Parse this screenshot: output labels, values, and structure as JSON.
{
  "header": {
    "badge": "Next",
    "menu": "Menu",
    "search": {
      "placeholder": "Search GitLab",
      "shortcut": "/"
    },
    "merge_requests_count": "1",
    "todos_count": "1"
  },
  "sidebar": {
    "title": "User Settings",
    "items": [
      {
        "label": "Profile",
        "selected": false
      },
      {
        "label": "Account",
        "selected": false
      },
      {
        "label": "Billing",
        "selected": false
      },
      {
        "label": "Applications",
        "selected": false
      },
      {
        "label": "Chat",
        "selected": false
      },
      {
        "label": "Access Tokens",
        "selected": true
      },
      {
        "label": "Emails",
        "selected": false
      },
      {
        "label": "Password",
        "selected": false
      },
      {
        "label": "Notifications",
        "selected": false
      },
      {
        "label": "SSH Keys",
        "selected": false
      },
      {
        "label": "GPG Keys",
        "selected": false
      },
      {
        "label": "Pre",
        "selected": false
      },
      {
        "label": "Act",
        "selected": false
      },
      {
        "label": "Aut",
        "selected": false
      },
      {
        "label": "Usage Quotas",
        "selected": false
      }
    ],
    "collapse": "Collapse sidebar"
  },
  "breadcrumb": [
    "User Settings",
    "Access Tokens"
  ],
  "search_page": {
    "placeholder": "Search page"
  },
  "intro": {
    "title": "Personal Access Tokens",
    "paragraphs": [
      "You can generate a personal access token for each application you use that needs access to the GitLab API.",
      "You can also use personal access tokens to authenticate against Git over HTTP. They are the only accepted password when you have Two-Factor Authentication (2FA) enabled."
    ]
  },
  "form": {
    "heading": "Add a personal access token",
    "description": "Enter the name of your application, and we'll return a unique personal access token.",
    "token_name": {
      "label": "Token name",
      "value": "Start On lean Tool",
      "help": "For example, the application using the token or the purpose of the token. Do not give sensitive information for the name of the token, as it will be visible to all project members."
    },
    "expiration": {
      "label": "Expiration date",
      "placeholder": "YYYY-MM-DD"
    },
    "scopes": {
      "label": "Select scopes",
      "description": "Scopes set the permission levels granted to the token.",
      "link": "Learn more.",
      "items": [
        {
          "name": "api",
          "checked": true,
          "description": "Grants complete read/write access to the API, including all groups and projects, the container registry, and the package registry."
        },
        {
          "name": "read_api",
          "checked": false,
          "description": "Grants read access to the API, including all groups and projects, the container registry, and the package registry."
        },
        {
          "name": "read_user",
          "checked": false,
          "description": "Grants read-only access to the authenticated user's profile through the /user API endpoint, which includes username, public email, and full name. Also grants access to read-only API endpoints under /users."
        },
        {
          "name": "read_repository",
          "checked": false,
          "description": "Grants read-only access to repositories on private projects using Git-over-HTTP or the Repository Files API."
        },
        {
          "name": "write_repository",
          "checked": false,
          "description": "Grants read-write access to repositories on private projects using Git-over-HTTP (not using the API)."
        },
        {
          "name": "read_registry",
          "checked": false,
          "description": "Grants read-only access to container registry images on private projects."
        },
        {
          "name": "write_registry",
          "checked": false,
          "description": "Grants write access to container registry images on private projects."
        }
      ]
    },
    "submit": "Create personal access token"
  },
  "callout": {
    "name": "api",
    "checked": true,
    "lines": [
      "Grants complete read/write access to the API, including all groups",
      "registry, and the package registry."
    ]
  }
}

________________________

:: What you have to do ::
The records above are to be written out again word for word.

:: Your response ::
Parse this screenshot: output labels, values, and structure as JSON.
{
  "header": {
    "badge": "Next",
    "menu": "Menu",
    "search": {
      "placeholder": "Search GitLab",
      "shortcut": "/"
    },
    "merge_requests_count": "1",
    "todos_count": "1"
  },
  "sidebar": {
    "title": "User Settings",
    "items": [
      {
        "label": "Profile",
        "selected": false
      },
      {
        "label": "Account",
        "selected": false
      },
      {
        "label": "Billing",
        "selected": false
      },
      {
        "label": "Applications",
        "selected": false
      },
      {
        "label": "Chat",
        "selected": false
      },
      {
        "label": "Access Tokens",
        "selected": true
      },
      {
        "label": "Emails",
        "selected": false
      },
      {
        "label": "Password",
        "selected": false
      },
      {
        "label": "Notifications",
        "selected": false
      },
      {
        "label": "SSH Keys",
        "selected": false
      },
      {
        "label": "GPG Keys",
        "selected": false
      },
      {
        "label": "Pre",
        "selected": false
      },
      {
        "label": "Act",
        "selected": false
      },
      {
        "label": "Aut",
        "selected": false
      },
      {
        "label": "Usage Quotas",
        "selected": false
      }
    ],
    "collapse": "Collapse sidebar"
  },
  "breadcrumb": [
    "User Settings",
    "Access Tokens"
  ],
  "search_page": {
    "placeholder": "Search page"
  },
  "intro": {
    "title": "Personal Access Tokens",
    "paragraphs": [
      "You can generate a personal access token for each application you use that needs access to the GitLab API.",
      "You can also use personal access tokens to authenticate against Git over HTTP. They are the only accepted password when you have Two-Factor Authentication (2FA) enabled."
    ]
  },
  "form": {
    "heading": "Add a personal access token",
    "description": "Enter the name of your application, and we'll return a unique personal access token.",
    "token_name": {
      "label": "Token name",
      "value": "Start On lean Tool",
      "help": "For example, the application using the token or the purpose of the token. Do not give sensitive information for the name of the token, as it will be visible to all project members."
    },
    "expiration": {
      "label": "Expiration date",
      "placeholder": "YYYY-MM-DD"
    },
    "scopes": {
      "label": "Select scopes",
      "description": "Scopes set the permission levels granted to the token.",
      "link": "Learn more.",
      "items": [
        {
          "name": "api",
          "checked": true,
          "description": "Grants complete read/write access to the API, including all groups and projects, the container registry, and the package registry."
        },
        {
          "name": "read_api",
          "checked": false,
          "description": "Grants read access to the API, including all groups and projects, the container registry, and the package registry."
        },
        {
          "name": "read_user",
          "checked": false,
          "description": "Grants read-only access to the authenticated user's profile through the /user API endpoint, which includes username, public email, and full name. Also grants access to read-only API endpoints under /users."
        },
        {
          "name": "read_repository",
          "checked": false,
          "description": "Grants read-only access to repositories on private projects using Git-over-HTTP or the Repository Files API."
        },
        {
          "name": "write_repository",
          "checked": false,
          "description": "Grants read-write access to repositories on private projects using Git-over-HTTP (not using the API)."
        },
        {
          "name": "read_registry",
          "checked": false,
          "description": "Grants read-only access to container registry images on private projects."
        },
        {
          "name": "write_registry",
          "checked": false,
          "description": "Grants write access to container registry images on private projects."
        }
      ]
    },
    "submit": "Create personal access token"
  },
  "callout": {
    "name": "api",
    "checked": true,
    "lines": [
      "Grants complete read/write access to the API, including all groups",
      "registry, and the package registry."
    ]
  }
}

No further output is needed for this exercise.